• Prompt: Wherever a line holds the word "city", copy that line from the data.

• Website and app data records:
##########

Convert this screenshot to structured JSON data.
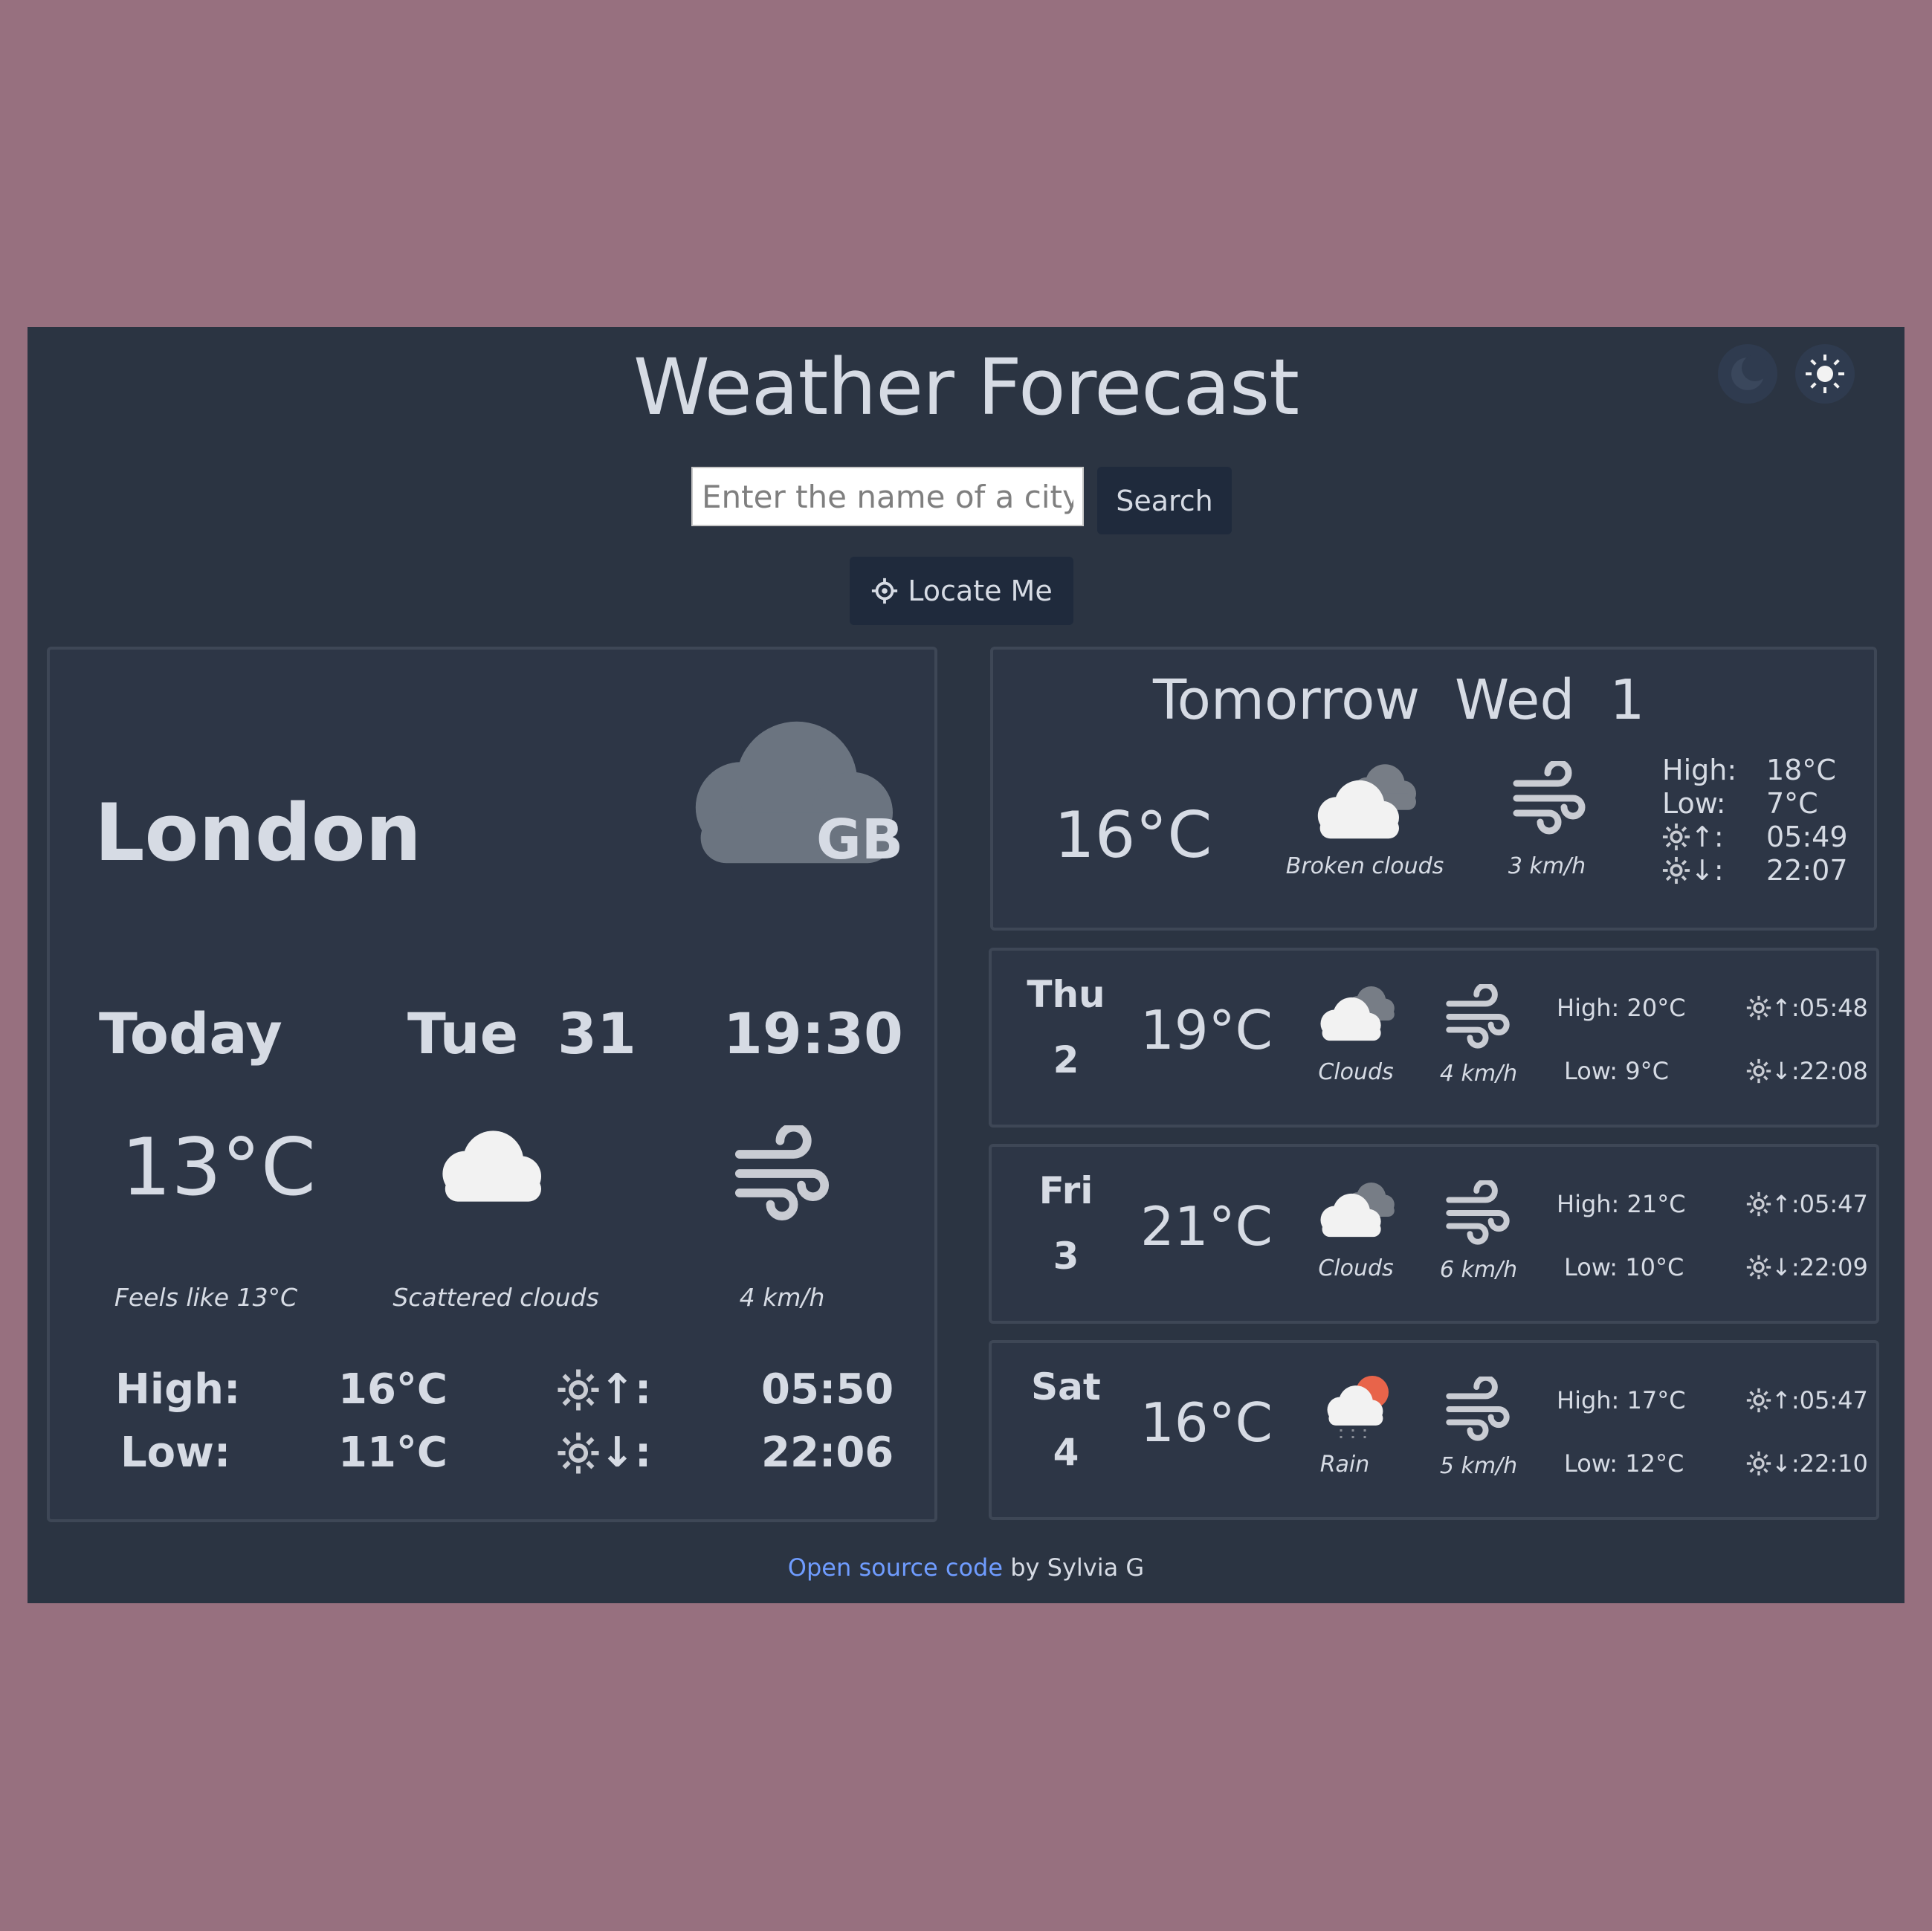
{
  "header": {
    "title": "Weather Forecast",
    "search_placeholder": "Enter the name of a city",
    "search_label": "Search",
    "locate_label": "Locate Me"
  },
  "today": {
    "city": "London",
    "country": "GB",
    "day_label": "Today",
    "date": "Tue  31",
    "time": "19:30",
    "temp": "13°C",
    "feels_like": "Feels like 13°C",
    "description": "Scattered clouds",
    "wind": "4 km/h",
    "high_label": "High:",
    "high": "16°C",
    "low_label": "Low:",
    "low": "11°C",
    "sunrise_label": ":",
    "sunrise": "05:50",
    "sunset_label": ":",
    "sunset": "22:06",
    "icon": "cloud-icon"
  },
  "tomorrow": {
    "title": "Tomorrow  Wed  1",
    "temp": "16°C",
    "description": "Broken clouds",
    "wind": "3 km/h",
    "high_label": "High:",
    "high": "18°C",
    "low_label": "Low:",
    "low": "7°C",
    "sunrise_label": ":",
    "sunrise": "05:49",
    "sunset_label": ":",
    "sunset": "22:07",
    "icon": "broken-clouds-icon"
  },
  "forecast": [
    {
      "day": "Thu",
      "date": "2",
      "temp": "19°C",
      "description": "Clouds",
      "wind": "4 km/h",
      "high": "High: 20°C",
      "low": "Low: 9°C",
      "sunrise": ":05:48",
      "sunset": ":22:08",
      "icon": "clouds-icon"
    },
    {
      "day": "Fri",
      "date": "3",
      "temp": "21°C",
      "description": "Clouds",
      "wind": "6 km/h",
      "high": "High: 21°C",
      "low": "Low: 10°C",
      "sunrise": ":05:47",
      "sunset": ":22:09",
      "icon": "clouds-icon"
    },
    {
      "day": "Sat",
      "date": "4",
      "temp": "16°C",
      "description": "Rain",
      "wind": "5 km/h",
      "high": "High: 17°C",
      "low": "Low: 12°C",
      "sunrise": ":05:47",
      "sunset": ":22:10",
      "icon": "rain-icon"
    }
  ],
  "footer": {
    "link": "Open source code",
    "text": " by Sylvia G"
  },
  "colors": {
    "background": "#97707f",
    "app": "#2b3442",
    "card": "#2d3646",
    "link": "#6f9cff",
    "sun": "#e8644a"
  }
}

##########

• Written answer:
    "search_placeholder": "Enter the name of a city",
    "city": "London",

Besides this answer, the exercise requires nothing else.